The goodness of wondering: ‘Where are you going?’

May 10, 2016

As summer quickly approaches and our long desired vacation plans may soon be enjoyed, a question often asked is, “where are you going?” 

As I reflected on those few words recently, I came to feel that it was an inquiry that held more insight regarding the measure of my happiness than that of merely being on a beach in the Bahamas for a week. Though I would likely enjoy such a vacation, a much different interpretation of the phrase “where are you going” led me to contemplate on much more than my vacation plans, but on my life, personally and spiritually.

A reality for most of us is that we dedicate great amounts of our time and energy caring for others; our families, the Church, friends and neighbors. We can stay busy at such a fast pace that time for reflection on where we are going, and equally important, how we are going to get there, remains neglected. 

Nurturing the health of one’s own human spirit is an individual undertaking. There are no secret formulas, but there are suggestions that will help us to revitalize and renew ourselves this summer, or anytime.

The art of self-renewal begins with a key word; self. To constantly give to others without caring equally for ourselves may seem admirable, and at times even necessary, but in the long run, without self-care, is everyone really served well? Lack of self-care will drain us physically, emotionally, sometimes financially, and always spiritually. 

We are not machines, but human beings with a God-given soul that needs to be recharged and reconnected to our Creator over and over again. 
The Golden Rule reminds us to love others as ourselves. Self-renewal is not selfish. It gives us permission to appreciate and love ourselves. The depth and extent to which we love ourselves, appreciating that we are made in God’s own image, will be the depth and extent to which we can fully love others. 

One area that can help us renew ourselves is time management. This does not mean finding more time to do one more thing, or for finishing things left undone, but using the time we have more effectively.

Time spent caring for ourselves is an effective use of time. It does not have to be large amounts of time. It may be 10 minutes a day that we devote to uninterrupted time for ourselves to pray, to walk, to rest, whatever allows us to feel revitalized. Exhaustion has never been a sign of spirituality.

Another aid in our renewal is self-esteem. The more we believe that we are worth being cared for and that our time spent being recharged is essential, the more likely we’ll practice the discipline of self-care. The extent to which we work at this will be reflected in how well we actually handle the many stressors experienced in everyday life.

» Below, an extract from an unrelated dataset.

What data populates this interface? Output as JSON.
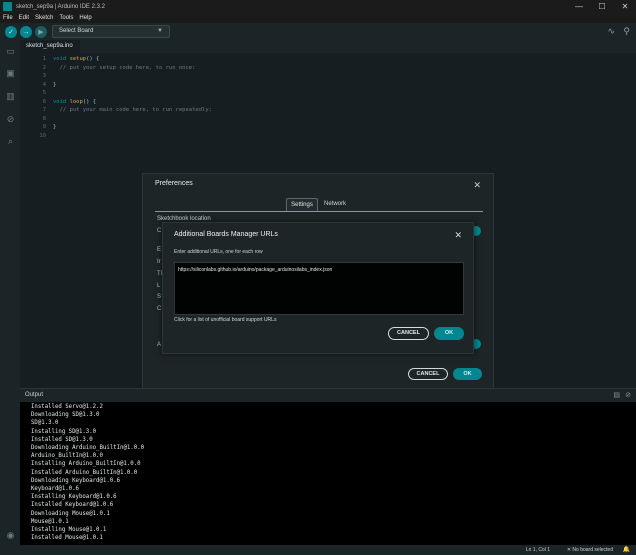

We could not do all that we do if God had not blessed us with many gifts and abilities. Taking time regularly to affirm ourselves is another way to keep the renewal process alive. Consider making a list of your individual talents. This intentional effort raises our awareness of how God created us uniquely and in doing so we become grateful. And nothing improves an attitude, like gratitude. 

To contemplate “where we are going” and how we are going to get there takes our prayerful attention. It is a very real journey that requires our time and practice to successfully reach a lifelong balance of peace and harmony — far better than any trip to the beach!

Charleen Katra is an associate director with Archdiocesan Office of Evangelization and Catechesis.